Amber Finch was killed by severe electric shock in the early hours of January 30, 2010 when her head struck a damaged wire left dangling by storms which had lashed the Mid West town.
Almost two years after the incident, which left two other teenagers injured, WA’s electricity safety watchdog has moved to charge Western Power for allegedly failing to keep its network safe.
EnergySafety has charged Western Power over alleged breaches to the State’s electricity network safety regulations.
At the centre of the case against the State-owned electricity distributor is a claim it failed to act on warnings about the need to replace the kind of ageing wires involved in the incident.

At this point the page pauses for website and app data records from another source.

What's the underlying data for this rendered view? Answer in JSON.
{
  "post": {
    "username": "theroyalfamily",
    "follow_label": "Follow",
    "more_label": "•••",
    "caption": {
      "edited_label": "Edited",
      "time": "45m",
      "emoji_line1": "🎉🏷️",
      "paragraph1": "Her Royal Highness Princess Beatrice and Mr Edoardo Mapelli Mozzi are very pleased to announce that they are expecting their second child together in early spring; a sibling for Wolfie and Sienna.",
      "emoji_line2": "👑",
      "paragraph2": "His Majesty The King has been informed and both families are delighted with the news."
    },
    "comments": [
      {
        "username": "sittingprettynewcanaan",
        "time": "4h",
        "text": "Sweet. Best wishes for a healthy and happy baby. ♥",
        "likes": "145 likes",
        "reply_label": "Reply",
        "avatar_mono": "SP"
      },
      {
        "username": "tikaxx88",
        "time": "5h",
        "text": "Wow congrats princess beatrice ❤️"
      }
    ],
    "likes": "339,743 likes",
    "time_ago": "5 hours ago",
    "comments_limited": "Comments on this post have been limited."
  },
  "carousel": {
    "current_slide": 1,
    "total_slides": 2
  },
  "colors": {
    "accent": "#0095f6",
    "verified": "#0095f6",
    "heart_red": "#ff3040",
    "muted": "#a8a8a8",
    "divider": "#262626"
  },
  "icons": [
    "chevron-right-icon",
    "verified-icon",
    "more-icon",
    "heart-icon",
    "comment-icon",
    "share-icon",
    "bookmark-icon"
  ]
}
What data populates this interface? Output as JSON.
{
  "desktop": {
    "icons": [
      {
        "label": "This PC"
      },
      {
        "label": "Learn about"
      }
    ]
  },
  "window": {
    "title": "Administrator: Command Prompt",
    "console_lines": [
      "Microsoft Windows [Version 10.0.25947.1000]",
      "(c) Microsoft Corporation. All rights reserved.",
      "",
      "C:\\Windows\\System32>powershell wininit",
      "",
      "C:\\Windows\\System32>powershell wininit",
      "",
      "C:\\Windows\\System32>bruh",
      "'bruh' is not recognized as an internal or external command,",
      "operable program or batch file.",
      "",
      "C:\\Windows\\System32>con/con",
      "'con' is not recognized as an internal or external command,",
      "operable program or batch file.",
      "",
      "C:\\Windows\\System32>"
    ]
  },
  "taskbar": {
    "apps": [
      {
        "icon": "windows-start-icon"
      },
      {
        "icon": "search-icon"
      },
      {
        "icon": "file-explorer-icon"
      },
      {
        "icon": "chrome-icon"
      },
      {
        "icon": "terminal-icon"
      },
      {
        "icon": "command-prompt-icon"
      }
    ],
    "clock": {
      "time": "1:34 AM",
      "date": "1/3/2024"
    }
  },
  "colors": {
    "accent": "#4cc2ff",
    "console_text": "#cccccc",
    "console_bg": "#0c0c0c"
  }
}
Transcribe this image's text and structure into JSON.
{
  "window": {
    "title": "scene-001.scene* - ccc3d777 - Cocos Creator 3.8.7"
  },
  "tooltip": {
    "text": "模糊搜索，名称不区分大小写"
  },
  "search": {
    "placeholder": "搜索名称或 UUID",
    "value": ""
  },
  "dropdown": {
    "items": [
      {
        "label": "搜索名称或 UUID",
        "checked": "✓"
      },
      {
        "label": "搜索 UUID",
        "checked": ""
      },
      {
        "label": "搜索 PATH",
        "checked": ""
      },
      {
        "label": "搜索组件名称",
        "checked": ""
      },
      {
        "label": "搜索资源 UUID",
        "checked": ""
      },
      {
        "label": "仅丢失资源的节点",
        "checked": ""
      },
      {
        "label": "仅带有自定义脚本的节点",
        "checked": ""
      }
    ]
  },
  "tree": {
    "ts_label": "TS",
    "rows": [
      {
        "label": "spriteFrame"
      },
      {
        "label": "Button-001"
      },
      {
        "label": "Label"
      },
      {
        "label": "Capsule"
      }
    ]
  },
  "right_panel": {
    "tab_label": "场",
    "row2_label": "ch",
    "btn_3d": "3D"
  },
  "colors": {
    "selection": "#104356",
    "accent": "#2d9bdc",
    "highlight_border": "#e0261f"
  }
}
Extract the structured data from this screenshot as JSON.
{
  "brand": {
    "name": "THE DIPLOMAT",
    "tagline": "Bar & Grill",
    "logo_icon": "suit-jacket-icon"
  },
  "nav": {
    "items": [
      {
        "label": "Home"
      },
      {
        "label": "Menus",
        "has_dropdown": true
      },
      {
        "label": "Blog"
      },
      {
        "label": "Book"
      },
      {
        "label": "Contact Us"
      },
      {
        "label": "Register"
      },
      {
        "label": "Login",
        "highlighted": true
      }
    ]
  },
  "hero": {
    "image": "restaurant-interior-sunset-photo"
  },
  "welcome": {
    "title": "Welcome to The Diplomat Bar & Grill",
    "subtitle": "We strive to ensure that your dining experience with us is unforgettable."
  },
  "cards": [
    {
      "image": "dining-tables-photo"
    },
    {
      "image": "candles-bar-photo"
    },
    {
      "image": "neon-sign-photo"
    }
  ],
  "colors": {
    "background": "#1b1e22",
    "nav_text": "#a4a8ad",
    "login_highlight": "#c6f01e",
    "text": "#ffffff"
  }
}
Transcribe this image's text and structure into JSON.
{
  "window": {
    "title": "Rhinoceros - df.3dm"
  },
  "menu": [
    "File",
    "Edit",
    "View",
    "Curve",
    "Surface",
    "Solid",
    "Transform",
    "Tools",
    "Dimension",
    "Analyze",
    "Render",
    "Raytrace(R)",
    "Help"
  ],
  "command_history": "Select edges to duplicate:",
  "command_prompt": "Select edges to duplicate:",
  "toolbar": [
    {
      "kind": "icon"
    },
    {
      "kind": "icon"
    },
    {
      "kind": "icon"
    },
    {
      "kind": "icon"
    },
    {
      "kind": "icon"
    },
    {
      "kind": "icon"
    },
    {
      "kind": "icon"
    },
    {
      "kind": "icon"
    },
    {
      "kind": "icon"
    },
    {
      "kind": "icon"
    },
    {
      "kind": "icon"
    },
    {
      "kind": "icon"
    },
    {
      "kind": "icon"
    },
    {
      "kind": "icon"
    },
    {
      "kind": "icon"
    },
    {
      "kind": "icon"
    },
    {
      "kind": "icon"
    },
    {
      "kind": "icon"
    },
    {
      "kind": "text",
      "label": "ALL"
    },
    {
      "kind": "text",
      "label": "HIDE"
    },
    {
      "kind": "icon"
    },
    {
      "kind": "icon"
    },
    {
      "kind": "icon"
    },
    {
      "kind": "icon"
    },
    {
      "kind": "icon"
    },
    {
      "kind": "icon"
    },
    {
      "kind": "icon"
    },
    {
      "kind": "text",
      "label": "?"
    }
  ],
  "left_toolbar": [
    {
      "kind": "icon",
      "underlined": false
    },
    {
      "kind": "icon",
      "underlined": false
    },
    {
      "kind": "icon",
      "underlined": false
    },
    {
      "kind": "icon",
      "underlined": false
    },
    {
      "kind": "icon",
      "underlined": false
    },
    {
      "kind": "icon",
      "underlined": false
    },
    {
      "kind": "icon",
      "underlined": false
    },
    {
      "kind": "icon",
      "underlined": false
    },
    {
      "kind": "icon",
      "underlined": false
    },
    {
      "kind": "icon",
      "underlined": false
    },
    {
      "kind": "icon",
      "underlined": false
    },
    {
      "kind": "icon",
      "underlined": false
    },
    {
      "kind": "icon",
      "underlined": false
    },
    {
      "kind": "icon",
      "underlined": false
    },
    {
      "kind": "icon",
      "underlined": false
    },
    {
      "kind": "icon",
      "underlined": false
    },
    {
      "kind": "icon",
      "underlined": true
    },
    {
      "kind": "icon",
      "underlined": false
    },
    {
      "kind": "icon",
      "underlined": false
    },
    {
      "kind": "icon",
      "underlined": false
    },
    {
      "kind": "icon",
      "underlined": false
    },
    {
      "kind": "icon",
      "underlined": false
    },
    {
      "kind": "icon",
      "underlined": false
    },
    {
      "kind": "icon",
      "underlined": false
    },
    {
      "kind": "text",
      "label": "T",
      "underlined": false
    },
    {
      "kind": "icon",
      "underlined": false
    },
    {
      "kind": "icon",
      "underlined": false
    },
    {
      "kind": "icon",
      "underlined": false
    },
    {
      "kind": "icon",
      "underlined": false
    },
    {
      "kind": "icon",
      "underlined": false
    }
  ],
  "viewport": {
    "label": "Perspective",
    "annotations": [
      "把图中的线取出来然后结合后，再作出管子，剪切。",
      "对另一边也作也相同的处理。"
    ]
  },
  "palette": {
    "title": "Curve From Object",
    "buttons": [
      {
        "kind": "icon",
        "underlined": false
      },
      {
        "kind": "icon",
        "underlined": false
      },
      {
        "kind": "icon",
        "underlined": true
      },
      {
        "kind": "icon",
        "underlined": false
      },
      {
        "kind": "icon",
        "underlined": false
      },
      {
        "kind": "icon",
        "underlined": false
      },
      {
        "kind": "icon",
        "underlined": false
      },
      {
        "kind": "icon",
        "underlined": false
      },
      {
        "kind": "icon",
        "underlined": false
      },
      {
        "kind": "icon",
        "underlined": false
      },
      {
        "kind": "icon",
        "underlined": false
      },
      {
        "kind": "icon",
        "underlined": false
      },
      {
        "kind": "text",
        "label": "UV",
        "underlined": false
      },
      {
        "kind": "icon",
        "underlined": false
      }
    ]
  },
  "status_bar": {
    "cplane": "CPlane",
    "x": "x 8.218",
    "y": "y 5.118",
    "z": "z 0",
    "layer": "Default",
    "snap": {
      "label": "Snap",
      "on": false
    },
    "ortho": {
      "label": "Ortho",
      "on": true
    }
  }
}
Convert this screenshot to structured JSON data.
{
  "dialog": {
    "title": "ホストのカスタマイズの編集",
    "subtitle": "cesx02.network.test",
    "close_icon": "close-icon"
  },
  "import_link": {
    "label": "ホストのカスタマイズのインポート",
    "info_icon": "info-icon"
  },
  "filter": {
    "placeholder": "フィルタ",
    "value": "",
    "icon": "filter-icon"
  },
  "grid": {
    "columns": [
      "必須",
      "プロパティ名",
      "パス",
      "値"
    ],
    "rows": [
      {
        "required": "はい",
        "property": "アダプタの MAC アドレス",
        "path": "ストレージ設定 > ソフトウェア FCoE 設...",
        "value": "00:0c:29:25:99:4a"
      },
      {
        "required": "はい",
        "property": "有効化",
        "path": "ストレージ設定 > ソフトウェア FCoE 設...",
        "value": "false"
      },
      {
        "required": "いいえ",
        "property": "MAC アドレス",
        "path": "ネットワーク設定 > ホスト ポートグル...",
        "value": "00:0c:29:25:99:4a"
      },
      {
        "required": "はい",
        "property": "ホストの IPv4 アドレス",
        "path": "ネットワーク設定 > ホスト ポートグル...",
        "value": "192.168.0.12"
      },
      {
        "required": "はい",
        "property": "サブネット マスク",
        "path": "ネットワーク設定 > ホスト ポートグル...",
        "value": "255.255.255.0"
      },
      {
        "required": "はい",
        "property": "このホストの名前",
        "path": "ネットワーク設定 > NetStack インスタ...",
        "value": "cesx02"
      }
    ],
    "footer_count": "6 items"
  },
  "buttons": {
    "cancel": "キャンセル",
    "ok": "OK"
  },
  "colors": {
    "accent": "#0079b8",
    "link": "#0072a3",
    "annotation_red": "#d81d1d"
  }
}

The lines, known as switch wires, have historically been used to control street lights and it is believed the one which killed Amber Finch may have been installed as early as the 1940s.
The wire was in a corroded state when it snapped some time on January 30 and fell hanging in mid air.
Although EnergySafety would not comment on the case, it is understood the regulator had previously warned Western Power to replace the wire and others like it amid fears they were a safety hazard.
The warnings had followed a number of similar incidents including one in 1995 in which a 27-year-old father of three was electrocuted while watering his front lawn when he touched a fallen switch wire.
In an apparent acknowledgment of the problem, the Barnett Government outlined in the May Budget that $17.4 million would be set aside this financial year to replace 2,048 km of the troubled lines.